The Trump administration announced Tuesday that it would reverse affirmative action policies established under the Obama administration.
Former president Barack Obama’s policies, which outlined ways that schools could legally use race as a factor in admissions decisions, have not been in effect in California since Proposition 209, or Prop. 209, passed in 1996, banning race as a consideration in admissions.
“The Trump administration’s decision to remove the guidance on considering race and ethnicity in admissions decisions (which do not have the effect of law) do not affect UC,” said UC Office of the President, or UCOP, spokesperson Dianne Klein in an email. “The university has not used affirmative action since Proposition 209 went into effect during the 1990s.”
Though the UC system does seek to promote “qualitative diversity” through alternative methods such as increasing enrollment from low-income families and families with little college experience, these efforts are far less effective at creating ethnic diversity than race-conscious admissions, according to a 2003 UCOP report about the effects of Prop. 209.
After Prop. 209 came into effect, enrollment of underrepresented groups, especially Black and Latinx students, dropped severely. At UC Berkeley, the percentage of Black and Latinx students enrolled was roughly halved when Prop 209 came into effect, and the percentage has still not recovered in the years since.
These numbers fail to reflect the diversity of California, where percentages of Black and Latinx graduating high school seniors are far higher than their UC Berkeley enrollment percentages.
“If we want a level playing field, we have to act,” state Sen. Nancy Skinner, D-Berkeley, said. “Exclusivity is really designed to keep certain segments of our communities at an economic disadvantage and thus an educational disadvantage.”
While the Obama administration’s affirmative action policies did not mandate states or schools to use affirmative action, they provided guidelines on how to legally use race as a factor in admissions, taking into account Supreme Court rulings that could allow schools to consider race as one of many factors.
The rollback of these policies also lacks the enforcement of law, but serves as the official position of the federal government and returns affirmative action policies to those of the George W. Bush administration.
The debate over race-conscious policies will continue in the U.S. Supreme Court, which is set to hear a case in which Asian American students claim that they were denied admission to Harvard University because of their race.

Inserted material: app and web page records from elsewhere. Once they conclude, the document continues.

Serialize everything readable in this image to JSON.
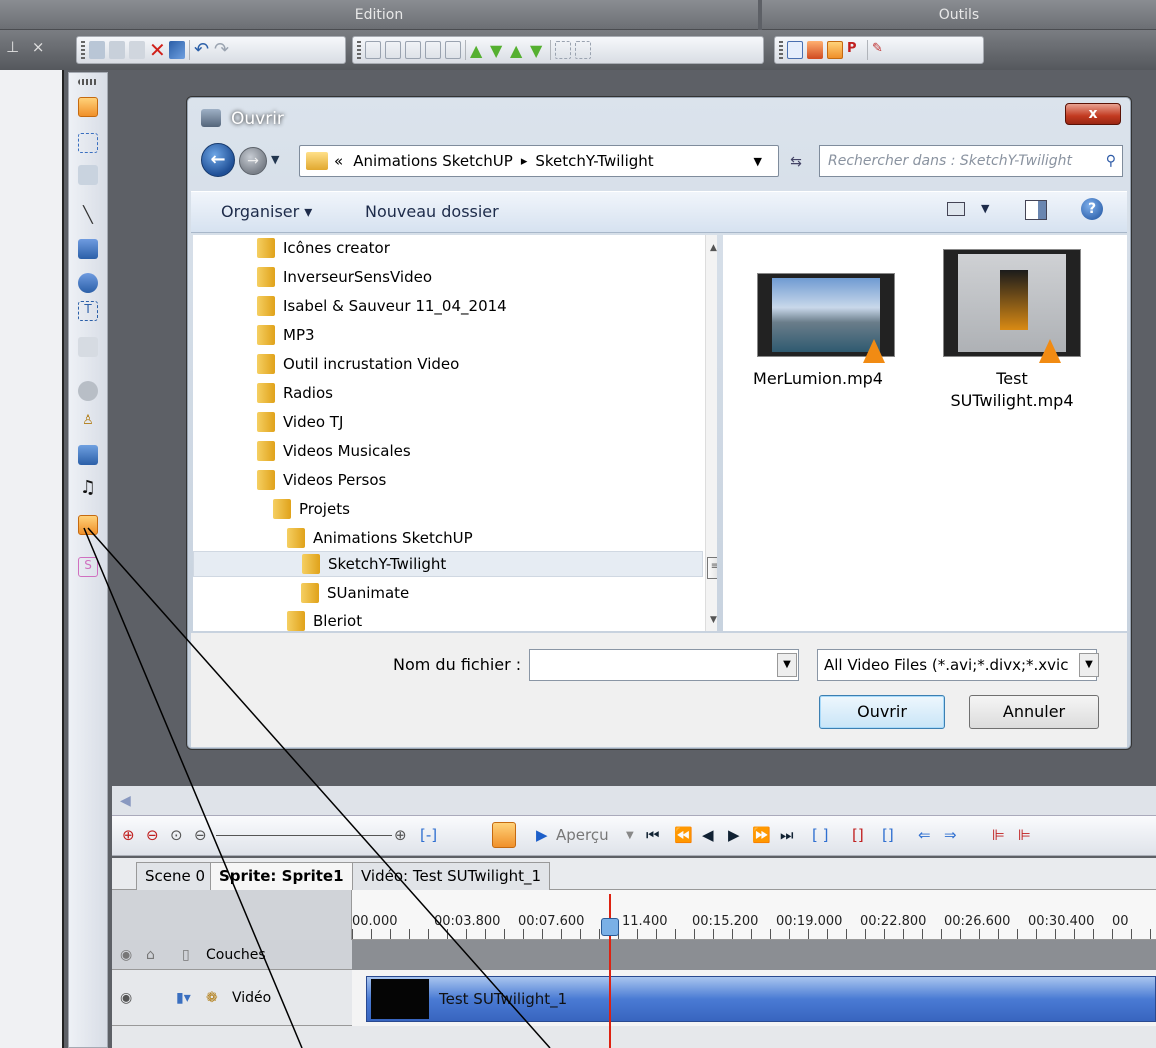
{
  "ribbon": {
    "group_edition": "Edition",
    "group_outils": "Outils",
    "pin": "⊥ ×"
  },
  "dialog": {
    "title": "Ouvrir",
    "close": "x",
    "breadcrumb": {
      "prefix": "«",
      "item1": "Animations SketchUP",
      "item2": "SketchY-Twilight"
    },
    "search_placeholder": "Rechercher dans : SketchY-Twilight",
    "organiser": "Organiser ▾",
    "nouveau_dossier": "Nouveau dossier",
    "tree": [
      "Icônes creator",
      "InverseurSensVideo",
      "Isabel & Sauveur 11_04_2014",
      "MP3",
      "Outil incrustation Video",
      "Radios",
      "Video TJ",
      "Videos Musicales",
      "Videos Persos",
      "Projets",
      "Animations SketchUP",
      "SketchY-Twilight",
      "SUanimate",
      "Bleriot"
    ],
    "files": [
      {
        "name": "MerLumion.mp4"
      },
      {
        "name_line1": "Test",
        "name_line2": "SUTwilight.mp4"
      }
    ],
    "filename_label": "Nom du fichier :",
    "filename_value": "",
    "filter": "All Video Files (*.avi;*.divx;*.xvic",
    "btn_open": "Ouvrir",
    "btn_cancel": "Annuler"
  },
  "timeline": {
    "apercu": "Aperçu",
    "tabs": [
      "Scene 0",
      "Sprite: Sprite1",
      "Vidéo: Test SUTwilight_1"
    ],
    "ticks": [
      "00.000",
      "00:03.800",
      "00:07.600",
      "11.400",
      "00:15.200",
      "00:19.000",
      "00:22.800",
      "00:26.600",
      "00:30.400",
      "00"
    ],
    "layers_label": "Couches",
    "video_label": "Vidéo",
    "clip_label": "Test SUTwilight_1"
  }
}
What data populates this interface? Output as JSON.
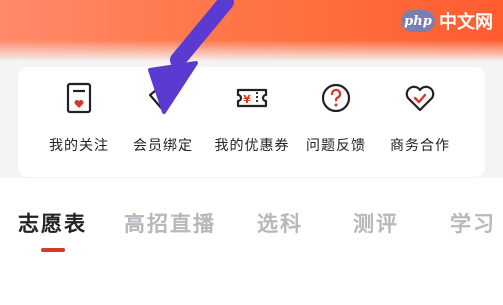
{
  "watermark": {
    "logo": "php",
    "text": "中文网"
  },
  "menu": {
    "items": [
      {
        "label": "我的关注",
        "icon": "follow-card-icon"
      },
      {
        "label": "会员绑定",
        "icon": "member-bind-icon"
      },
      {
        "label": "我的优惠券",
        "icon": "coupon-icon"
      },
      {
        "label": "问题反馈",
        "icon": "question-icon"
      },
      {
        "label": "商务合作",
        "icon": "handshake-heart-icon"
      }
    ]
  },
  "tabs": {
    "active_index": 0,
    "items": [
      "志愿表",
      "高招直播",
      "选科",
      "测评",
      "学习"
    ]
  },
  "colors": {
    "banner": "#ff6b3a",
    "accent": "#d9362c",
    "arrow": "#5b3ad1",
    "text": "#222222",
    "tab_inactive": "#b8b8bc"
  }
}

This case, which may relitigate the use of race-conscious policies in admissions, comes in light of the retirement of Justice Anthony Kennedy, who has supported affirmative action in the past.
“The Supreme Court may or may not be influenced by what (President Donald) Trump says, but it’s a message that this administration does not support affirmative action,” Skinner said. “I would guess that we would find that whatever justice Trump ultimately appoints will not support affirmative action.”

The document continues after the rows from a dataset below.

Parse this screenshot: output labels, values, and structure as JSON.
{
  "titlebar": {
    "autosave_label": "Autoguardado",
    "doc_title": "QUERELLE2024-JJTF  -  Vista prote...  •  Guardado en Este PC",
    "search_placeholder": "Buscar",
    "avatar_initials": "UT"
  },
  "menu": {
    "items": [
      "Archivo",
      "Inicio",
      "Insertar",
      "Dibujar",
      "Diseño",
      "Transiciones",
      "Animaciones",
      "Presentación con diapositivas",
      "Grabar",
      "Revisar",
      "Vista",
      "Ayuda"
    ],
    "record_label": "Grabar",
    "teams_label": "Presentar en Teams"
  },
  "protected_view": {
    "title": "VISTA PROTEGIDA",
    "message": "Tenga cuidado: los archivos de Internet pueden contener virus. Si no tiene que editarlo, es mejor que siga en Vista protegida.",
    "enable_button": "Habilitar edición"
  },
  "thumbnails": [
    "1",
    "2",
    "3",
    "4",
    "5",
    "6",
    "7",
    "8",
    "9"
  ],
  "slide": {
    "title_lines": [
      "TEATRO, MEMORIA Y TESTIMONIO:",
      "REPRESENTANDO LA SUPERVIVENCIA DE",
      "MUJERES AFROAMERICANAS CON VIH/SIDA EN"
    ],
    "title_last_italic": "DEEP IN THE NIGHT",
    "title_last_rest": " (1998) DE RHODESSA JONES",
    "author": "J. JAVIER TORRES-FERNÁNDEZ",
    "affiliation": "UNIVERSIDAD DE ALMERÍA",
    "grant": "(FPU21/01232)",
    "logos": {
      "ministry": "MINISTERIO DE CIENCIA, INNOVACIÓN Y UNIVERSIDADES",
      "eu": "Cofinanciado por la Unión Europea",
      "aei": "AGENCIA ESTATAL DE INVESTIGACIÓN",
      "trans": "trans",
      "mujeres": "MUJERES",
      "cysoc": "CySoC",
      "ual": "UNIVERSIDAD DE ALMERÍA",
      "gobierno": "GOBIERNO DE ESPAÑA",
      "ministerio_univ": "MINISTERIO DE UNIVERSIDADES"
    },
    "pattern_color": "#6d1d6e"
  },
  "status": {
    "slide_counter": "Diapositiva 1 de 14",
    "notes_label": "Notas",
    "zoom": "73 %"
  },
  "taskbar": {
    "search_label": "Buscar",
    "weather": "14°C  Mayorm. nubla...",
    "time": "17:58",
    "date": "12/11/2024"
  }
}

The last related decision by the Supreme Court, Fisher v. University of Texas at Austin, involved a white woman suing the school, claiming that she was denied because of her race. UC submitted an amicus brief for the case, claiming that the UC’s race-neutral policies had led to a decrease in diversity.

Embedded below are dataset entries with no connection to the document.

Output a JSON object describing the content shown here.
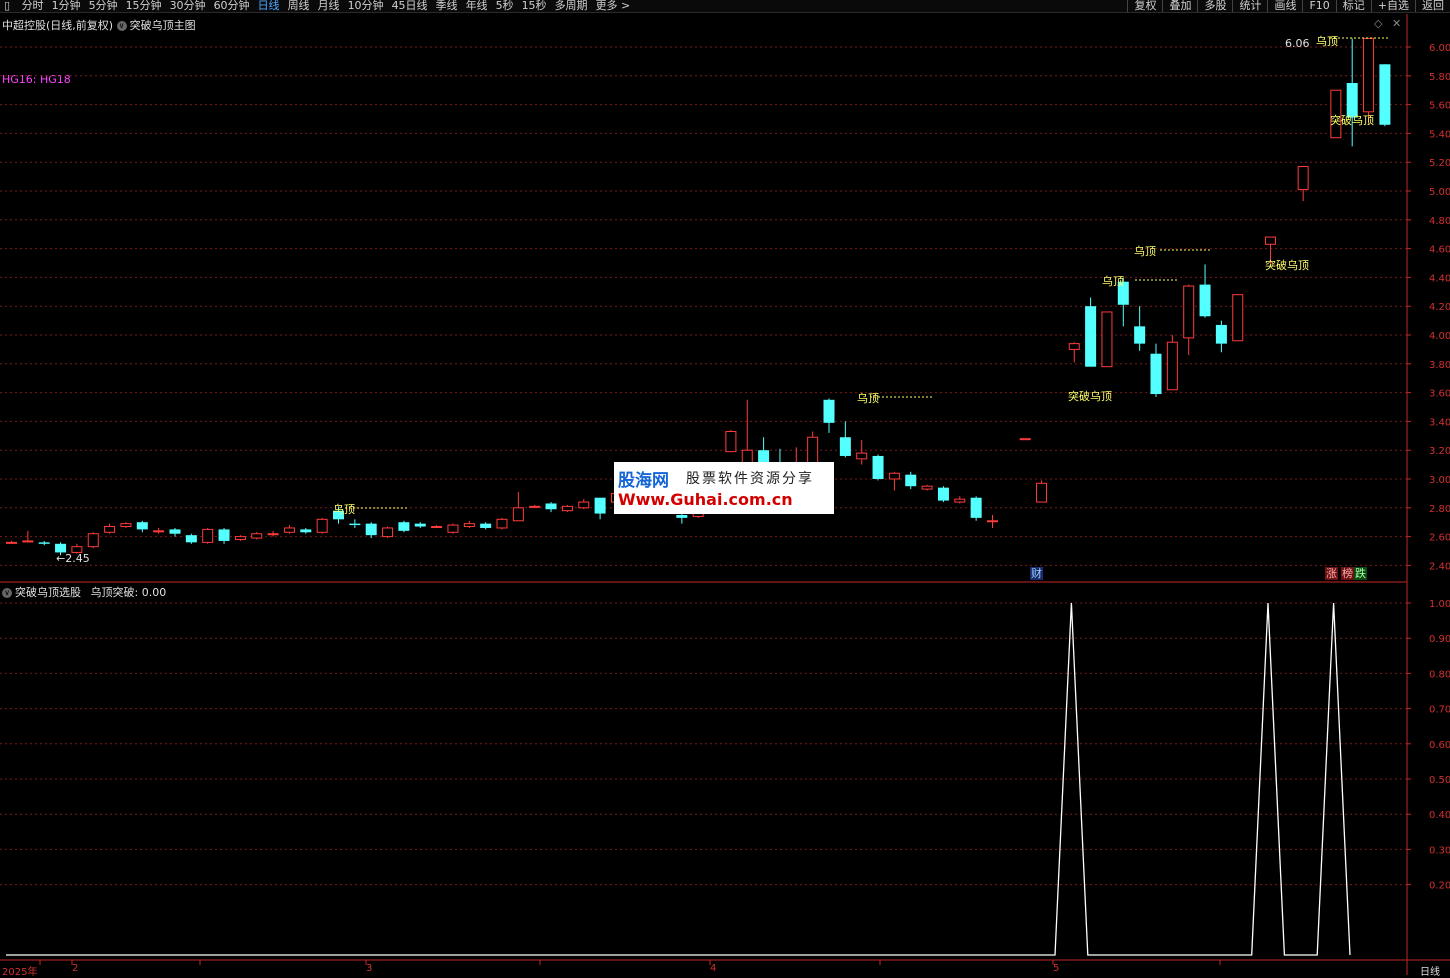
{
  "toolbar": {
    "periods": [
      "分时",
      "1分钟",
      "5分钟",
      "15分钟",
      "30分钟",
      "60分钟",
      "日线",
      "周线",
      "月线",
      "10分钟",
      "45日线",
      "季线",
      "年线",
      "5秒",
      "15秒",
      "多周期",
      "更多 >"
    ],
    "active_index": 6,
    "right": [
      "复权",
      "叠加",
      "多股",
      "统计",
      "画线",
      "F10",
      "标记",
      "+自选",
      "返回"
    ]
  },
  "main_header": {
    "title": "中超控股(日线,前复权)",
    "indicator": "突破乌顶主图",
    "hg": "HG16: HG18"
  },
  "sub_header": {
    "indicator": "突破乌顶选股",
    "value_text": "乌顶突破: 0.00"
  },
  "annotations": {
    "low": "2.45",
    "high": "6.06",
    "wuding": "乌顶",
    "tupo": "突破乌顶",
    "cai": "财",
    "zhang": "涨",
    "bang": "榜",
    "die": "跌"
  },
  "watermark": {
    "logo": "股海网",
    "subtitle": "股票软件资源分享",
    "url": "Www.Guhai.com.cn"
  },
  "bottom_axis": {
    "labels": [
      "2025年",
      "2",
      "3",
      "4",
      "5"
    ],
    "corner": "日线"
  },
  "colors": {
    "up": "#ff3b3b",
    "down": "#54ffff",
    "grid": "#7a1a1a",
    "axis": "#c02828",
    "label_yellow": "#ffff66",
    "magenta": "#ff44ff",
    "active_tab": "#4aa8ff"
  },
  "chart_data": [
    {
      "type": "candlestick",
      "ylim": [
        2.3,
        6.2
      ],
      "y_ticks": [
        6.0,
        5.8,
        5.6,
        5.4,
        5.2,
        5.0,
        4.8,
        4.6,
        4.4,
        4.2,
        4.0,
        3.8,
        3.6,
        3.4,
        3.2,
        3.0,
        2.8,
        2.6,
        2.4
      ],
      "candles": [
        {
          "o": 2.56,
          "h": 2.57,
          "l": 2.55,
          "c": 2.56
        },
        {
          "o": 2.57,
          "h": 2.64,
          "l": 2.56,
          "c": 2.57
        },
        {
          "o": 2.56,
          "h": 2.57,
          "l": 2.54,
          "c": 2.55
        },
        {
          "o": 2.55,
          "h": 2.56,
          "l": 2.47,
          "c": 2.49
        },
        {
          "o": 2.49,
          "h": 2.55,
          "l": 2.48,
          "c": 2.53
        },
        {
          "o": 2.53,
          "h": 2.63,
          "l": 2.52,
          "c": 2.62
        },
        {
          "o": 2.63,
          "h": 2.69,
          "l": 2.62,
          "c": 2.67
        },
        {
          "o": 2.67,
          "h": 2.7,
          "l": 2.66,
          "c": 2.69
        },
        {
          "o": 2.7,
          "h": 2.71,
          "l": 2.63,
          "c": 2.65
        },
        {
          "o": 2.64,
          "h": 2.66,
          "l": 2.62,
          "c": 2.64
        },
        {
          "o": 2.65,
          "h": 2.66,
          "l": 2.6,
          "c": 2.62
        },
        {
          "o": 2.61,
          "h": 2.62,
          "l": 2.55,
          "c": 2.56
        },
        {
          "o": 2.56,
          "h": 2.66,
          "l": 2.55,
          "c": 2.65
        },
        {
          "o": 2.65,
          "h": 2.66,
          "l": 2.55,
          "c": 2.57
        },
        {
          "o": 2.58,
          "h": 2.61,
          "l": 2.57,
          "c": 2.6
        },
        {
          "o": 2.59,
          "h": 2.63,
          "l": 2.58,
          "c": 2.62
        },
        {
          "o": 2.62,
          "h": 2.64,
          "l": 2.6,
          "c": 2.62
        },
        {
          "o": 2.63,
          "h": 2.68,
          "l": 2.62,
          "c": 2.66
        },
        {
          "o": 2.65,
          "h": 2.66,
          "l": 2.62,
          "c": 2.63
        },
        {
          "o": 2.63,
          "h": 2.73,
          "l": 2.62,
          "c": 2.72
        },
        {
          "o": 2.78,
          "h": 2.81,
          "l": 2.69,
          "c": 2.72
        },
        {
          "o": 2.69,
          "h": 2.72,
          "l": 2.66,
          "c": 2.68
        },
        {
          "o": 2.69,
          "h": 2.7,
          "l": 2.59,
          "c": 2.61
        },
        {
          "o": 2.6,
          "h": 2.67,
          "l": 2.59,
          "c": 2.66
        },
        {
          "o": 2.7,
          "h": 2.71,
          "l": 2.63,
          "c": 2.64
        },
        {
          "o": 2.69,
          "h": 2.7,
          "l": 2.66,
          "c": 2.67
        },
        {
          "o": 2.67,
          "h": 2.68,
          "l": 2.66,
          "c": 2.67
        },
        {
          "o": 2.63,
          "h": 2.69,
          "l": 2.62,
          "c": 2.68
        },
        {
          "o": 2.67,
          "h": 2.71,
          "l": 2.66,
          "c": 2.69
        },
        {
          "o": 2.69,
          "h": 2.7,
          "l": 2.65,
          "c": 2.66
        },
        {
          "o": 2.66,
          "h": 2.73,
          "l": 2.65,
          "c": 2.72
        },
        {
          "o": 2.71,
          "h": 2.91,
          "l": 2.71,
          "c": 2.8
        },
        {
          "o": 2.81,
          "h": 2.82,
          "l": 2.8,
          "c": 2.81
        },
        {
          "o": 2.83,
          "h": 2.84,
          "l": 2.77,
          "c": 2.79
        },
        {
          "o": 2.78,
          "h": 2.82,
          "l": 2.77,
          "c": 2.81
        },
        {
          "o": 2.8,
          "h": 2.86,
          "l": 2.79,
          "c": 2.84
        },
        {
          "o": 2.87,
          "h": 2.87,
          "l": 2.72,
          "c": 2.76
        },
        {
          "o": 2.84,
          "h": 2.91,
          "l": 2.83,
          "c": 2.9
        },
        {
          "o": 2.96,
          "h": 3.04,
          "l": 2.94,
          "c": 2.96
        },
        {
          "o": 2.94,
          "h": 2.98,
          "l": 2.88,
          "c": 2.89
        },
        {
          "o": 2.86,
          "h": 2.9,
          "l": 2.84,
          "c": 2.87
        },
        {
          "o": 2.75,
          "h": 2.83,
          "l": 2.69,
          "c": 2.73
        },
        {
          "o": 2.74,
          "h": 2.89,
          "l": 2.73,
          "c": 2.78
        },
        {
          "o": 2.83,
          "h": 2.91,
          "l": 2.81,
          "c": 2.9
        },
        {
          "o": 3.19,
          "h": 3.34,
          "l": 3.19,
          "c": 3.33
        },
        {
          "o": 3.07,
          "h": 3.55,
          "l": 3.05,
          "c": 3.2
        },
        {
          "o": 3.2,
          "h": 3.29,
          "l": 3.12,
          "c": 3.11
        },
        {
          "o": 3.09,
          "h": 3.21,
          "l": 3.04,
          "c": 3.08
        },
        {
          "o": 3.09,
          "h": 3.22,
          "l": 3.06,
          "c": 3.11
        },
        {
          "o": 3.01,
          "h": 3.33,
          "l": 3.0,
          "c": 3.29
        },
        {
          "o": 3.55,
          "h": 3.56,
          "l": 3.32,
          "c": 3.39
        },
        {
          "o": 3.29,
          "h": 3.4,
          "l": 3.15,
          "c": 3.16
        },
        {
          "o": 3.14,
          "h": 3.27,
          "l": 3.1,
          "c": 3.18
        },
        {
          "o": 3.16,
          "h": 3.17,
          "l": 2.99,
          "c": 3.0
        },
        {
          "o": 3.0,
          "h": 3.05,
          "l": 2.92,
          "c": 3.04
        },
        {
          "o": 3.03,
          "h": 3.05,
          "l": 2.93,
          "c": 2.95
        },
        {
          "o": 2.93,
          "h": 2.96,
          "l": 2.92,
          "c": 2.95
        },
        {
          "o": 2.94,
          "h": 2.95,
          "l": 2.84,
          "c": 2.85
        },
        {
          "o": 2.84,
          "h": 2.88,
          "l": 2.83,
          "c": 2.86
        },
        {
          "o": 2.87,
          "h": 2.88,
          "l": 2.71,
          "c": 2.73
        },
        {
          "o": 2.71,
          "h": 2.75,
          "l": 2.66,
          "c": 2.71
        },
        null,
        {
          "o": 3.28,
          "h": 3.28,
          "l": 3.28,
          "c": 3.28
        },
        {
          "o": 2.84,
          "h": 2.99,
          "l": 2.84,
          "c": 2.97
        },
        null,
        {
          "o": 3.9,
          "h": 3.95,
          "l": 3.81,
          "c": 3.94
        },
        {
          "o": 4.2,
          "h": 4.26,
          "l": 3.78,
          "c": 3.78
        },
        {
          "o": 3.78,
          "h": 4.16,
          "l": 3.78,
          "c": 4.16
        },
        {
          "o": 4.37,
          "h": 4.4,
          "l": 4.06,
          "c": 4.21
        },
        {
          "o": 4.06,
          "h": 4.2,
          "l": 3.89,
          "c": 3.94
        },
        {
          "o": 3.87,
          "h": 3.94,
          "l": 3.57,
          "c": 3.59
        },
        {
          "o": 3.62,
          "h": 4.0,
          "l": 3.62,
          "c": 3.95
        },
        {
          "o": 3.98,
          "h": 4.35,
          "l": 3.86,
          "c": 4.34
        },
        {
          "o": 4.35,
          "h": 4.49,
          "l": 4.12,
          "c": 4.13
        },
        {
          "o": 4.07,
          "h": 4.1,
          "l": 3.88,
          "c": 3.94
        },
        {
          "o": 3.96,
          "h": 4.28,
          "l": 3.96,
          "c": 4.28
        },
        null,
        {
          "o": 4.63,
          "h": 4.68,
          "l": 4.48,
          "c": 4.68
        },
        null,
        {
          "o": 5.01,
          "h": 5.17,
          "l": 4.93,
          "c": 5.17
        },
        null,
        {
          "o": 5.37,
          "h": 5.7,
          "l": 5.37,
          "c": 5.7
        },
        {
          "o": 5.75,
          "h": 6.06,
          "l": 5.31,
          "c": 5.51
        },
        {
          "o": 5.55,
          "h": 6.06,
          "l": 5.46,
          "c": 6.06
        },
        {
          "o": 5.88,
          "h": 5.88,
          "l": 5.45,
          "c": 5.46
        }
      ]
    },
    {
      "type": "line",
      "name": "乌顶突破",
      "ylim": [
        0,
        1.05
      ],
      "y_ticks": [
        1.0,
        0.9,
        0.8,
        0.7,
        0.6,
        0.5,
        0.4,
        0.3,
        0.2
      ],
      "values": [
        0,
        0,
        0,
        0,
        0,
        0,
        0,
        0,
        0,
        0,
        0,
        0,
        0,
        0,
        0,
        0,
        0,
        0,
        0,
        0,
        0,
        0,
        0,
        0,
        0,
        0,
        0,
        0,
        0,
        0,
        0,
        0,
        0,
        0,
        0,
        0,
        0,
        0,
        0,
        0,
        0,
        0,
        0,
        0,
        0,
        0,
        0,
        0,
        0,
        0,
        0,
        0,
        0,
        0,
        0,
        0,
        0,
        0,
        0,
        0,
        0,
        0,
        0,
        0,
        0,
        1,
        0,
        0,
        0,
        0,
        0,
        0,
        0,
        0,
        0,
        0,
        0,
        1,
        0,
        0,
        0,
        1,
        0
      ]
    }
  ]
}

“UC’s experience thus sheds light on the practical obstacles faced by universities that seek to promote diversity, while also furthering other crucial educational objectives, but are barred from any use of race as a factor in admission decisions,” read the brief.
Ultimately, the court upheld race-conscious admissions policies, with Justice Kennedy writing the decision.
New Supreme Court rulings will help decide how race can be used as a factor in admissions, according to Skinner. Regardless, Klein said in an email that the university will continue to practice race-neutral admissions as long as Prop. 209 remains in effect.
“We’ve been on the front line of fighting some of Trump’s policies. We’ve also been on the front line for setting the precedent for some of these policies,” Skinner said. “Now, we’re working to rectify many of our own problems.”